Grid ReferenceSS4782092740
Unitary (Local) AuthoritySwansea
Old CountyGlamorgan
CommunityLlanrhidian Lower
The substantial remains of Weobley castle are group around a small, open courtyard, with few indications of serious fortification. There is no firm evidence that suggests that the site was fortified before 1304, though the substantial foundations of the south-west tower have been compared with earlier defensive stone keeps. Building work at Weobley castle commenced in the early fourteenth century, with the earliest buildings constructed being the hall block, the two southern towers and sections of the east curtain. The latter was intended to form the outer walls of the east range. Later, a second phase of building concentrated a more economical approach to building and less defensible. To complete the enclosure of the site, three buildings were constructed; the solar block, the simple gateway on the west, and the chapel to the south, together with a short section of the eastern curtain wall. Chambers were also constructed in the east range. It is most likely that most of the work was done during the tenure of David de la Bere between 1304 and 1327. Although various modifications were subsequently made to the fourteenth century buildings, there were no significant additions to the castle until the late fifteenth century. Weobley was then held by Sir Rhys ap Thomas and it is he who added the porch block to provide an improved entrance to the hall and private quarters. It was this last addition which, in the sixteenth century, was modified for domestic use when the castle had degenerated into a tenant farmhouse.

Source: Williams, Diane.

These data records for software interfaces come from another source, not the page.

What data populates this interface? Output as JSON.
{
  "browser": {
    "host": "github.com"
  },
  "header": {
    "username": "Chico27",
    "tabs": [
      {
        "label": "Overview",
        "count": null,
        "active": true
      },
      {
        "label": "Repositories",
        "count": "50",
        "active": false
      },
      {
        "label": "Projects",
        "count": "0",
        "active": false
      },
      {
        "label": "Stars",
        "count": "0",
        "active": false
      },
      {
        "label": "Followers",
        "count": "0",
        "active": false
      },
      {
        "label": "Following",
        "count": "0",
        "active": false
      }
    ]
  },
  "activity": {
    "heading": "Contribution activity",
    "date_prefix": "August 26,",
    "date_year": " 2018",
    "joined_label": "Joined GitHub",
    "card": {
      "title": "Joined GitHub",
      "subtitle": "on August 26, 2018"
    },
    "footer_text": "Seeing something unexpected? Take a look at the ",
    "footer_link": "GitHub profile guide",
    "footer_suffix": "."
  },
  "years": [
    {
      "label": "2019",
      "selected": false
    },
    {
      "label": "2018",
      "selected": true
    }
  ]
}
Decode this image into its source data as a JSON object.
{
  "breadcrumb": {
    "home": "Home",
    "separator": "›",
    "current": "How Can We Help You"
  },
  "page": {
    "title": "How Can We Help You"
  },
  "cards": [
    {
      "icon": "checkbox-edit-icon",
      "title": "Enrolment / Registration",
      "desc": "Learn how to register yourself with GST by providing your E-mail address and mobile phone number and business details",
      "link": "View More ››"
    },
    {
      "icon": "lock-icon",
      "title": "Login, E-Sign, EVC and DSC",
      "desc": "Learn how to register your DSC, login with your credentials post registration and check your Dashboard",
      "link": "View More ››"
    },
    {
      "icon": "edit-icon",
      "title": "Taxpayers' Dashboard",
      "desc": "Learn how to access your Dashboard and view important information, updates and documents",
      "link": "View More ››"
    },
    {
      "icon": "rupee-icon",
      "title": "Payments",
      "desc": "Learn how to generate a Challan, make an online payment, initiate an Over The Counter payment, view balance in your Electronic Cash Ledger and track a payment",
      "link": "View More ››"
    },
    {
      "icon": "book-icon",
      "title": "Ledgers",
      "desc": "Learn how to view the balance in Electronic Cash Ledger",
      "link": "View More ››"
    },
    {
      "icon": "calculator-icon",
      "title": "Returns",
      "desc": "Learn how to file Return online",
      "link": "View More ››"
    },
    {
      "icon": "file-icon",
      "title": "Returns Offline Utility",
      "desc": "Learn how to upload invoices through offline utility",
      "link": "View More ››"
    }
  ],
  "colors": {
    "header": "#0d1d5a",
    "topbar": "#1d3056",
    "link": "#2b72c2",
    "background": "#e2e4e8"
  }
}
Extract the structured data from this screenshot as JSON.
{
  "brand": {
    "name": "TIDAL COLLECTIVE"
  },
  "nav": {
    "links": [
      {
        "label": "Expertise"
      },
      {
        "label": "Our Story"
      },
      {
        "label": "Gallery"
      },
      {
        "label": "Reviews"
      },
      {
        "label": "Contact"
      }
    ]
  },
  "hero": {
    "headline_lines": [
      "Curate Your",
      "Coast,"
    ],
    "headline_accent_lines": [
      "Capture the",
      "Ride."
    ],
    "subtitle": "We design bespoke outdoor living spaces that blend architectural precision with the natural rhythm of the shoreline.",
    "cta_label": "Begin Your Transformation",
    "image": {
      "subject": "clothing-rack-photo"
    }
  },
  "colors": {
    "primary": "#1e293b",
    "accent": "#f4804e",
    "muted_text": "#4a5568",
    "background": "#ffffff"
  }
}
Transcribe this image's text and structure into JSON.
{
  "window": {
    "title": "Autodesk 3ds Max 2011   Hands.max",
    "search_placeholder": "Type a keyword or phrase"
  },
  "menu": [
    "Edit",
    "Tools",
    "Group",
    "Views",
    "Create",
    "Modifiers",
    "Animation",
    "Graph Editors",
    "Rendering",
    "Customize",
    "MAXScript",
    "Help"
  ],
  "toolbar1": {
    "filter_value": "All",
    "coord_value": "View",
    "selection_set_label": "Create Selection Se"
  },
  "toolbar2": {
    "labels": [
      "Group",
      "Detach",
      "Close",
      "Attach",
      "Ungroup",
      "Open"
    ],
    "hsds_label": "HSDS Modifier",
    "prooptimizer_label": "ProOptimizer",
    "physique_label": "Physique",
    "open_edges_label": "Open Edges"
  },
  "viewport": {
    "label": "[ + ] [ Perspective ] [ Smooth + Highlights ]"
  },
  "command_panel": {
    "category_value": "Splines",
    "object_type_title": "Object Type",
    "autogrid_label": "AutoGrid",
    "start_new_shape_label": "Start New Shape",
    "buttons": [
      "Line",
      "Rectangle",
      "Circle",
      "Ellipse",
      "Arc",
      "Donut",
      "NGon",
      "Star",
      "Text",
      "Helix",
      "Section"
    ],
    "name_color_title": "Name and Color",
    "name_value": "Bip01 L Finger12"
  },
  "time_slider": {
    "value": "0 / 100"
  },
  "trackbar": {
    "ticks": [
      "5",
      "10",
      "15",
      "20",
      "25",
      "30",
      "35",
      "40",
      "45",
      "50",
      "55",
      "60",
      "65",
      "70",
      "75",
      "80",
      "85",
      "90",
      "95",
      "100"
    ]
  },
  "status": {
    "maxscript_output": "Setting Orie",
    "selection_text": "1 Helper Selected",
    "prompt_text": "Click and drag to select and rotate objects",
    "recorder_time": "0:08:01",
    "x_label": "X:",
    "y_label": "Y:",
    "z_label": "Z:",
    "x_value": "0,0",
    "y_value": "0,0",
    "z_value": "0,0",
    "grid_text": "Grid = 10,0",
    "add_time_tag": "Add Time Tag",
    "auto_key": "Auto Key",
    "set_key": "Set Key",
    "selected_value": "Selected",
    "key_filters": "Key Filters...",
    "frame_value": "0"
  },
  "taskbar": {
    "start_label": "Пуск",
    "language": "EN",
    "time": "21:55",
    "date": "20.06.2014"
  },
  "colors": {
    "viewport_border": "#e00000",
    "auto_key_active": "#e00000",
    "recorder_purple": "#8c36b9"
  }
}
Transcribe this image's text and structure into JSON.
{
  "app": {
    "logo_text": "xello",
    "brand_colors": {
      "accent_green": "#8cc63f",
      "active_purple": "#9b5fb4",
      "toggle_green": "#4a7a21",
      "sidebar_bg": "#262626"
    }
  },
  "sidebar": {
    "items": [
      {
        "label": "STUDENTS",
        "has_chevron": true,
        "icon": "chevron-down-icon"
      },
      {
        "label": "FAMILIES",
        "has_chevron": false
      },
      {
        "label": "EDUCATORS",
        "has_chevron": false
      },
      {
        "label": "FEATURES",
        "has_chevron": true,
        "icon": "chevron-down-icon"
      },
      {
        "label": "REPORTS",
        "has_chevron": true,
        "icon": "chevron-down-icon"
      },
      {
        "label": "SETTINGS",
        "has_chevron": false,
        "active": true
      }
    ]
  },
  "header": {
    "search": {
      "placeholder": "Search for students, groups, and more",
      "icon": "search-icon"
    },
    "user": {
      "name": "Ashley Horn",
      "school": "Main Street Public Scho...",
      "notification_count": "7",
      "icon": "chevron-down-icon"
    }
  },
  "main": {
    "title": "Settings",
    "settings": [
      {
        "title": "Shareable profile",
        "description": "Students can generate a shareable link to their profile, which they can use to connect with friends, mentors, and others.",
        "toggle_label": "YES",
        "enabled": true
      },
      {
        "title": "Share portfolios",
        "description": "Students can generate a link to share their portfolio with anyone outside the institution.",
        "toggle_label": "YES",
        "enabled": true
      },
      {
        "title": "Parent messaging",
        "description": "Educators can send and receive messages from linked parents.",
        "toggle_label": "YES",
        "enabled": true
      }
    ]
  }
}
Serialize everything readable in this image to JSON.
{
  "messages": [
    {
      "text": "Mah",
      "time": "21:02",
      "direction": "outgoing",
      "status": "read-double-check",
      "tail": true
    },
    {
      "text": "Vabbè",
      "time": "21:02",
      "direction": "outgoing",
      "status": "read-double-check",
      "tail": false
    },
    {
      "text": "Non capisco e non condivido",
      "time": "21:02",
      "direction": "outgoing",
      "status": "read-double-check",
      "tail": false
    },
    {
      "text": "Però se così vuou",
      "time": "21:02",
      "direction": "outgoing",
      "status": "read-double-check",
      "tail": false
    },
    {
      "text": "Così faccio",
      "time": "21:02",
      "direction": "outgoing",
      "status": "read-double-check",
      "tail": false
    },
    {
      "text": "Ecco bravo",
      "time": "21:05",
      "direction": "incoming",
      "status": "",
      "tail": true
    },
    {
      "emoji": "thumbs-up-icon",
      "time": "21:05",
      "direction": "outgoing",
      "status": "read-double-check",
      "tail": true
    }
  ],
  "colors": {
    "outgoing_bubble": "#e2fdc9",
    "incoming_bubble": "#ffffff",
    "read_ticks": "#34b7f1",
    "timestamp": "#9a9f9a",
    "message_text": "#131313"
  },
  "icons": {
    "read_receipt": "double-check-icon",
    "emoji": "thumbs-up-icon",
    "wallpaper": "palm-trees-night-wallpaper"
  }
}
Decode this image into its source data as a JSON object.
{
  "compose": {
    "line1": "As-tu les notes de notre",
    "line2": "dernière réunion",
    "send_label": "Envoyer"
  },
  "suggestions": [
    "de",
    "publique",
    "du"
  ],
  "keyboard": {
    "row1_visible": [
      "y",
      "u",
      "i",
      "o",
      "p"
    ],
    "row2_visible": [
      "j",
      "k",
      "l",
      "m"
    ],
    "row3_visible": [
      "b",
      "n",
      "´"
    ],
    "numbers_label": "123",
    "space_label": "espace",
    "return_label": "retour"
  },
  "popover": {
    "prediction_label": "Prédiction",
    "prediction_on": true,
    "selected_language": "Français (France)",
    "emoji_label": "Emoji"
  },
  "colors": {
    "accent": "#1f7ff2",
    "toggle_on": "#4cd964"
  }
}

M. 1995. Weobley Castle: CADW

M. Lloyd Davies, RCAHMW, 10 November 2008